Newprint, based in Newcastle, Staffordshire, is a general commercial printer that also offers some wide-format services, including pop-ups, banners and even the occasional giclee print, using a HP Z21 DesignJet. The company has been a long-term user of Ilford films, and recently switched to BioMedia.
Director Leigh Wilbraham says that he was dismayed when told that Ilford were changing distributors and his preferred stock, SB8 film, was being discontinued and that the replacement, BioMedia, was £60 a roll more expensive. But once he was assured the price would remain the same as before, he agreed to try it.
He says: “I assumed that BioMedia would mean poor quality so we tried it reluctantly but now we wouldn’t use anything else. It has fantastic print quality and it's a more rigid material.” He adds: “It’s instantly dry, there’s no ink coming off on your fingers as it comes out of the machine.”
Wilbraham says that using BioMedia is also helping to bring in work: “The biodegradeability is a selling point now. We have always been price driven but we have now found that customers like the biodegradability and it helps us clinch orders.”
Showing off green credentials

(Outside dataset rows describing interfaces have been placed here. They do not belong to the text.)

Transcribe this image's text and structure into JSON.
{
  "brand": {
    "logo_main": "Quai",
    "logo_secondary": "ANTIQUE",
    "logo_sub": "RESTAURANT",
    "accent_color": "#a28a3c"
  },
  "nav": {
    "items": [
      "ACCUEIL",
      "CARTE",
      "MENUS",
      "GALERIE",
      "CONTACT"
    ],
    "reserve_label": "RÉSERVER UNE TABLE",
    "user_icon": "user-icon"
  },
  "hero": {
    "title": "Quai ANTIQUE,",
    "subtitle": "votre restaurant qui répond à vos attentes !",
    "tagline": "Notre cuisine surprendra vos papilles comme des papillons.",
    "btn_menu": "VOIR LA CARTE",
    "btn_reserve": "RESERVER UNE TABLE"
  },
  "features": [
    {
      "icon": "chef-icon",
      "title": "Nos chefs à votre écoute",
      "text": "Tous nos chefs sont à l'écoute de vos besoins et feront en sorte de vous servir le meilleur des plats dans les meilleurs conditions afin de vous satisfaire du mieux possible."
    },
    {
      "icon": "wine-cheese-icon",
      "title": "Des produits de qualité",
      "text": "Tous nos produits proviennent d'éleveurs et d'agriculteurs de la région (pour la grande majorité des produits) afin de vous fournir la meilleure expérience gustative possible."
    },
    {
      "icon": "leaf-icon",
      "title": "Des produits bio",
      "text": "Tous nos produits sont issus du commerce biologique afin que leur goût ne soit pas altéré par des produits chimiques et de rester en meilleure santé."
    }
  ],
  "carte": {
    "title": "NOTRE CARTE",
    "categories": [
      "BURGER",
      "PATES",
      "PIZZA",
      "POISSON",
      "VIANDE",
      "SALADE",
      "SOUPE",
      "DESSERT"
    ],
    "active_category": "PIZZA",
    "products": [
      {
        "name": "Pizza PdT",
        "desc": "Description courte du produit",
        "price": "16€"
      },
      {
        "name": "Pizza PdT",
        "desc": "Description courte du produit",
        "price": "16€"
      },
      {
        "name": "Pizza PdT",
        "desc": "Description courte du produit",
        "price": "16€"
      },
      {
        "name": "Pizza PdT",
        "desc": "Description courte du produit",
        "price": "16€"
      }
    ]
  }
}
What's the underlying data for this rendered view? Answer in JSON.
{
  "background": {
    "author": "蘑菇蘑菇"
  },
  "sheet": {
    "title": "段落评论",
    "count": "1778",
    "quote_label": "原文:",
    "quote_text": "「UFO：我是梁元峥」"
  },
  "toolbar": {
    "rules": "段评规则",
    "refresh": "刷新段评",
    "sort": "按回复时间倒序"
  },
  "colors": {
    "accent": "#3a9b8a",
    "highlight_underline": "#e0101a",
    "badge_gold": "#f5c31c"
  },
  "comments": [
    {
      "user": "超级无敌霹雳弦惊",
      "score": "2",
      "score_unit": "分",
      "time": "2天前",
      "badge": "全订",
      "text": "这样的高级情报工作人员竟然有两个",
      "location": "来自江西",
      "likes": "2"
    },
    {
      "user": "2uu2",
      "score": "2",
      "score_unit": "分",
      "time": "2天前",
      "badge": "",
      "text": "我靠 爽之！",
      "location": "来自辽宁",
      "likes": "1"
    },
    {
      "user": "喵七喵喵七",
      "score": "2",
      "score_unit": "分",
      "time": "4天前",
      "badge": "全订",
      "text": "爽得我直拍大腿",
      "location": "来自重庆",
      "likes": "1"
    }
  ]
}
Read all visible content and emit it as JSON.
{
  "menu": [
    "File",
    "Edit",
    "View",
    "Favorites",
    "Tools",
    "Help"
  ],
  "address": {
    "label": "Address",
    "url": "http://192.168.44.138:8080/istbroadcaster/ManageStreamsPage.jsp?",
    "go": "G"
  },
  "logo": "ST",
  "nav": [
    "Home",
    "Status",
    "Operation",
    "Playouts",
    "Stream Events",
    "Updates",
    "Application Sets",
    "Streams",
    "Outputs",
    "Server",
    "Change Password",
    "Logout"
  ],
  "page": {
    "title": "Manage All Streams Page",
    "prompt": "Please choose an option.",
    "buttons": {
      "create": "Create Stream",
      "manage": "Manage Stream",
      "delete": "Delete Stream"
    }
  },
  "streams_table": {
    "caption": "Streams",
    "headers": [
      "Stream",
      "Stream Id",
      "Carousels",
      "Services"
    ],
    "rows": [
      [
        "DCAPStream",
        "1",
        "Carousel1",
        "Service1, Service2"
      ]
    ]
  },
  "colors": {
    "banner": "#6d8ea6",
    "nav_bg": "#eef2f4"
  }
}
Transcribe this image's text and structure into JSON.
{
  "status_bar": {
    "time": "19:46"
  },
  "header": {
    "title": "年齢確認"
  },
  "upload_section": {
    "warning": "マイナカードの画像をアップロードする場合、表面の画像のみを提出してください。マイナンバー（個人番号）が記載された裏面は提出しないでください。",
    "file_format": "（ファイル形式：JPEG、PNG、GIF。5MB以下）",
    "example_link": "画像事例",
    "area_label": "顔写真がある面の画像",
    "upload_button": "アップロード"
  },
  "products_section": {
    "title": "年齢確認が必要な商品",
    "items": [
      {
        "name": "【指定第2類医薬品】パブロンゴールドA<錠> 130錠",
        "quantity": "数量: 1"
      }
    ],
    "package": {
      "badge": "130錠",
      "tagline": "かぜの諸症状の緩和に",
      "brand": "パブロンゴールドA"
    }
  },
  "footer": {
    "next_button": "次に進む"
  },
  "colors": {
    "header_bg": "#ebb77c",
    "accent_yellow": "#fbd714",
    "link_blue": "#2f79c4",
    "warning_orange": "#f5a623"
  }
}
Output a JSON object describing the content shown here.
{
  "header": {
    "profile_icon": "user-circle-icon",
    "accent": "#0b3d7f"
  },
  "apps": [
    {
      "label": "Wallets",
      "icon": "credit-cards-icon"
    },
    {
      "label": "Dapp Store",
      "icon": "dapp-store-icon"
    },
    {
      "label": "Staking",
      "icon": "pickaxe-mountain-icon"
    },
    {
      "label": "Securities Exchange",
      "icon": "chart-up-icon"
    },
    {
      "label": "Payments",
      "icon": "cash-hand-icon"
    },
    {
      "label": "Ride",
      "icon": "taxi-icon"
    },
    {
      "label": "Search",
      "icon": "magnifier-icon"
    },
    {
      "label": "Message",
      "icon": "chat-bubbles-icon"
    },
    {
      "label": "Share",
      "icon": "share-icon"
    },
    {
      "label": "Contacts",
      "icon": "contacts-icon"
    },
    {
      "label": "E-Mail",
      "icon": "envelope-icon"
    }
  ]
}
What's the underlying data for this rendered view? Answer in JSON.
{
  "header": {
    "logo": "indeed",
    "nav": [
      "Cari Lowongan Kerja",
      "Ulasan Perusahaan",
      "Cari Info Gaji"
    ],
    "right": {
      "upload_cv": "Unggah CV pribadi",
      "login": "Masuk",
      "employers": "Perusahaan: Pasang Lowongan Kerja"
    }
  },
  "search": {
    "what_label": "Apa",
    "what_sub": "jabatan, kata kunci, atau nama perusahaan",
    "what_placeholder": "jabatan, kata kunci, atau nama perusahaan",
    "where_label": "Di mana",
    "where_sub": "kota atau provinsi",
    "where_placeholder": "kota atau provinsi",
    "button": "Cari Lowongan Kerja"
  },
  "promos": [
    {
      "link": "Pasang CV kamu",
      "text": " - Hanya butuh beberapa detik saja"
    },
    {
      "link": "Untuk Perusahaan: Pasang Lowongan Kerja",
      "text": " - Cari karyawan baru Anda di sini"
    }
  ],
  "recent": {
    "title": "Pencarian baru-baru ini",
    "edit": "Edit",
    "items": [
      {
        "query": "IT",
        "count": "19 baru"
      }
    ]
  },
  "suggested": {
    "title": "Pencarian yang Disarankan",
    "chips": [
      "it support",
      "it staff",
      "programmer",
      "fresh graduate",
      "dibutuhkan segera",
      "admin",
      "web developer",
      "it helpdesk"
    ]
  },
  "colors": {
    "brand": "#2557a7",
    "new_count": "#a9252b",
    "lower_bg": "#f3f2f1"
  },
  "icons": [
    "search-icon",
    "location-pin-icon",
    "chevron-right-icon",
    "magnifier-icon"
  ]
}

BAF Graphics, based in south London, has been using Dufaylite’s Ultra Board for around four years now. Anthony Baglioni, business development manager, says that many customers are already familiar with it and will ask for it anyway: “It’s one of those products that clients use because of its sustainability and its environmental stance.” Baglioni says that it’s a nice material to work with: “It’s a very good product and it receives a print very well. It’s a rigid and flat material, and as the heads are running 1.5ml above the sheet you do need something that's fairly flat.”
There are other cardboard products around, at different prices, but Baglioni says that the Ultra Board has a good balance between cost and performance, explaining: “Cost tends to be driven by the amount of paper so there are other products that have a denser honeycomb towards the centre of the sandwich, and the more paper the more expensive the product. Dufaylite for us has been a good benchmark in that it has enough to perform as a display board without being too expensive.”
However, BAF is unlikely to be using the new edge tape, as Baglioni points out: “Every time we have printed on the product the edge has been left exposed as people want to show off that they are using a card type product. It's one of the few products that we can show a layman what it's made of. People will show off the edge to demonstrate that they have chosen an environmentally friendly product. And it has a charm about it.”